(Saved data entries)
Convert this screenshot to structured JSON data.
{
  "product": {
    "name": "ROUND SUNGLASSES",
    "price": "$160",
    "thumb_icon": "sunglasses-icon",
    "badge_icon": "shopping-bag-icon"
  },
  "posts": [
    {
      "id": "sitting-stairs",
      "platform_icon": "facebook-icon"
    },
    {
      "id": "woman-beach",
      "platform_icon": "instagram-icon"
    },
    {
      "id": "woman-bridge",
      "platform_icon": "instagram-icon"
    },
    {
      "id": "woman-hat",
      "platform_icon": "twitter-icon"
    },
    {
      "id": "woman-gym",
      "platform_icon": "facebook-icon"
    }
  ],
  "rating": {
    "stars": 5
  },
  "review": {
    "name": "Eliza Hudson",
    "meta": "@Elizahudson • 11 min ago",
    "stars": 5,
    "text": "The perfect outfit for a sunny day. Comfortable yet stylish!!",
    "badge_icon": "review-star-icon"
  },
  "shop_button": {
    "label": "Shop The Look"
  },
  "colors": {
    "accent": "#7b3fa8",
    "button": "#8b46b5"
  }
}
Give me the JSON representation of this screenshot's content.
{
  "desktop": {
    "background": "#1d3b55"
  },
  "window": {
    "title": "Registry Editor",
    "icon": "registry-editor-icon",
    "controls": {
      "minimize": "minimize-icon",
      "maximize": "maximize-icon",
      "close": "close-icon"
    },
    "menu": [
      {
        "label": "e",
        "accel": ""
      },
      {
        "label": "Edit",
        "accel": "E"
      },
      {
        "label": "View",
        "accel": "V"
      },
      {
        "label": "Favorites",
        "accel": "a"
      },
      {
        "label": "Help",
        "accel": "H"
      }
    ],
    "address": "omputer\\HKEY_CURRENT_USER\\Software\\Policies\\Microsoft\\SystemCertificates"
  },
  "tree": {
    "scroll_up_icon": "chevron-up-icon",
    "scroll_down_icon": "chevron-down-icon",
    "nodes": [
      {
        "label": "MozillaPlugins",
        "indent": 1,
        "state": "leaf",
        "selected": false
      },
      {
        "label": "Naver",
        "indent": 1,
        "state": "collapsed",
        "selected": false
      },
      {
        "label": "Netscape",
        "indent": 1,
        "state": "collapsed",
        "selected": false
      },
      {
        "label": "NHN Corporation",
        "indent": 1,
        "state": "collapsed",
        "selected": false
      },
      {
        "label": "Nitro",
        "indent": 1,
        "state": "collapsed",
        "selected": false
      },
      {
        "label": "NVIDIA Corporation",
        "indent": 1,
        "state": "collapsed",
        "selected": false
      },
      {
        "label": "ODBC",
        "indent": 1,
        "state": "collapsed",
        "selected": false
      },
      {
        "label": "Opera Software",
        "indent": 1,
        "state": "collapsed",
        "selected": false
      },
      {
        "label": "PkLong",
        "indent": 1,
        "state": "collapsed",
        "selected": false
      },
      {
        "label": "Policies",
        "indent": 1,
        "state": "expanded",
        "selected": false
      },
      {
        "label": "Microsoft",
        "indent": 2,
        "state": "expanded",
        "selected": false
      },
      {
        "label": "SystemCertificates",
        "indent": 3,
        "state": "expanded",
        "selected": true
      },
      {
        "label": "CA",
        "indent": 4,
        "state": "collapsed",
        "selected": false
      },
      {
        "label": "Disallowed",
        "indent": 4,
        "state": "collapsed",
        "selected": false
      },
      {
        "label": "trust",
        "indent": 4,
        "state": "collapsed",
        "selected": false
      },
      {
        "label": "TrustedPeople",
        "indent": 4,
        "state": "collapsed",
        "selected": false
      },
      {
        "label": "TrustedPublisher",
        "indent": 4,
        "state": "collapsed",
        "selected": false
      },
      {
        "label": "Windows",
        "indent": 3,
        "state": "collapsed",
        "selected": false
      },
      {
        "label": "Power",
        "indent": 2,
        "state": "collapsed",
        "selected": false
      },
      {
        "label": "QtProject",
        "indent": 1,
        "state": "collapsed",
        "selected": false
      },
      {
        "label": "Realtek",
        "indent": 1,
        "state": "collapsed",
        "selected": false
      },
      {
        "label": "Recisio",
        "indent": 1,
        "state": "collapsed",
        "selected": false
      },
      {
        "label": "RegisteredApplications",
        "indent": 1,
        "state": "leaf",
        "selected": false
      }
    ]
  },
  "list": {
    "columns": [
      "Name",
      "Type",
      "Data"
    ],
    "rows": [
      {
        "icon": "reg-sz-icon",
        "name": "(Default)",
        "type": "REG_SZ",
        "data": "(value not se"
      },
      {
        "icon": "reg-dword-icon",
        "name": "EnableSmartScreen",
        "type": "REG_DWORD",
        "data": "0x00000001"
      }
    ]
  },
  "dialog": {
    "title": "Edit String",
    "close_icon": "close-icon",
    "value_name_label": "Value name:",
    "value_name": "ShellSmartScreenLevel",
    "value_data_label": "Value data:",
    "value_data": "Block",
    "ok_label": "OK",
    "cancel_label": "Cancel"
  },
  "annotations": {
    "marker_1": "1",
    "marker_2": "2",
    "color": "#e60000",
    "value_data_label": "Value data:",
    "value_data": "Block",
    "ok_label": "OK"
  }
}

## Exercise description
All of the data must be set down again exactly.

## Answer section
Convert this screenshot to structured JSON data.
{
  "product": {
    "name": "ROUND SUNGLASSES",
    "price": "$160",
    "thumb_icon": "sunglasses-icon",
    "badge_icon": "shopping-bag-icon"
  },
  "posts": [
    {
      "id": "sitting-stairs",
      "platform_icon": "facebook-icon"
    },
    {
      "id": "woman-beach",
      "platform_icon": "instagram-icon"
    },
    {
      "id": "woman-bridge",
      "platform_icon": "instagram-icon"
    },
    {
      "id": "woman-hat",
      "platform_icon": "twitter-icon"
    },
    {
      "id": "woman-gym",
      "platform_icon": "facebook-icon"
    }
  ],
  "rating": {
    "stars": 5
  },
  "review": {
    "name": "Eliza Hudson",
    "meta": "@Elizahudson • 11 min ago",
    "stars": 5,
    "text": "The perfect outfit for a sunny day. Comfortable yet stylish!!",
    "badge_icon": "review-star-icon"
  },
  "shop_button": {
    "label": "Shop The Look"
  },
  "colors": {
    "accent": "#7b3fa8",
    "button": "#8b46b5"
  }
}
Give me the JSON representation of this screenshot's content.
{
  "desktop": {
    "background": "#1d3b55"
  },
  "window": {
    "title": "Registry Editor",
    "icon": "registry-editor-icon",
    "controls": {
      "minimize": "minimize-icon",
      "maximize": "maximize-icon",
      "close": "close-icon"
    },
    "menu": [
      {
        "label": "e",
        "accel": ""
      },
      {
        "label": "Edit",
        "accel": "E"
      },
      {
        "label": "View",
        "accel": "V"
      },
      {
        "label": "Favorites",
        "accel": "a"
      },
      {
        "label": "Help",
        "accel": "H"
      }
    ],
    "address": "omputer\\HKEY_CURRENT_USER\\Software\\Policies\\Microsoft\\SystemCertificates"
  },
  "tree": {
    "scroll_up_icon": "chevron-up-icon",
    "scroll_down_icon": "chevron-down-icon",
    "nodes": [
      {
        "label": "MozillaPlugins",
        "indent": 1,
        "state": "leaf",
        "selected": false
      },
      {
        "label": "Naver",
        "indent": 1,
        "state": "collapsed",
        "selected": false
      },
      {
        "label": "Netscape",
        "indent": 1,
        "state": "collapsed",
        "selected": false
      },
      {
        "label": "NHN Corporation",
        "indent": 1,
        "state": "collapsed",
        "selected": false
      },
      {
        "label": "Nitro",
        "indent": 1,
        "state": "collapsed",
        "selected": false
      },
      {
        "label": "NVIDIA Corporation",
        "indent": 1,
        "state": "collapsed",
        "selected": false
      },
      {
        "label": "ODBC",
        "indent": 1,
        "state": "collapsed",
        "selected": false
      },
      {
        "label": "Opera Software",
        "indent": 1,
        "state": "collapsed",
        "selected": false
      },
      {
        "label": "PkLong",
        "indent": 1,
        "state": "collapsed",
        "selected": false
      },
      {
        "label": "Policies",
        "indent": 1,
        "state": "expanded",
        "selected": false
      },
      {
        "label": "Microsoft",
        "indent": 2,
        "state": "expanded",
        "selected": false
      },
      {
        "label": "SystemCertificates",
        "indent": 3,
        "state": "expanded",
        "selected": true
      },
      {
        "label": "CA",
        "indent": 4,
        "state": "collapsed",
        "selected": false
      },
      {
        "label": "Disallowed",
        "indent": 4,
        "state": "collapsed",
        "selected": false
      },
      {
        "label": "trust",
        "indent": 4,
        "state": "collapsed",
        "selected": false
      },
      {
        "label": "TrustedPeople",
        "indent": 4,
        "state": "collapsed",
        "selected": false
      },
      {
        "label": "TrustedPublisher",
        "indent": 4,
        "state": "collapsed",
        "selected": false
      },
      {
        "label": "Windows",
        "indent": 3,
        "state": "collapsed",
        "selected": false
      },
      {
        "label": "Power",
        "indent": 2,
        "state": "collapsed",
        "selected": false
      },
      {
        "label": "QtProject",
        "indent": 1,
        "state": "collapsed",
        "selected": false
      },
      {
        "label": "Realtek",
        "indent": 1,
        "state": "collapsed",
        "selected": false
      },
      {
        "label": "Recisio",
        "indent": 1,
        "state": "collapsed",
        "selected": false
      },
      {
        "label": "RegisteredApplications",
        "indent": 1,
        "state": "leaf",
        "selected": false
      }
    ]
  },
  "list": {
    "columns": [
      "Name",
      "Type",
      "Data"
    ],
    "rows": [
      {
        "icon": "reg-sz-icon",
        "name": "(Default)",
        "type": "REG_SZ",
        "data": "(value not se"
      },
      {
        "icon": "reg-dword-icon",
        "name": "EnableSmartScreen",
        "type": "REG_DWORD",
        "data": "0x00000001"
      }
    ]
  },
  "dialog": {
    "title": "Edit String",
    "close_icon": "close-icon",
    "value_name_label": "Value name:",
    "value_name": "ShellSmartScreenLevel",
    "value_data_label": "Value data:",
    "value_data": "Block",
    "ok_label": "OK",
    "cancel_label": "Cancel"
  },
  "annotations": {
    "marker_1": "1",
    "marker_2": "2",
    "color": "#e60000",
    "value_data_label": "Value data:",
    "value_data": "Block",
    "ok_label": "OK"
  }
}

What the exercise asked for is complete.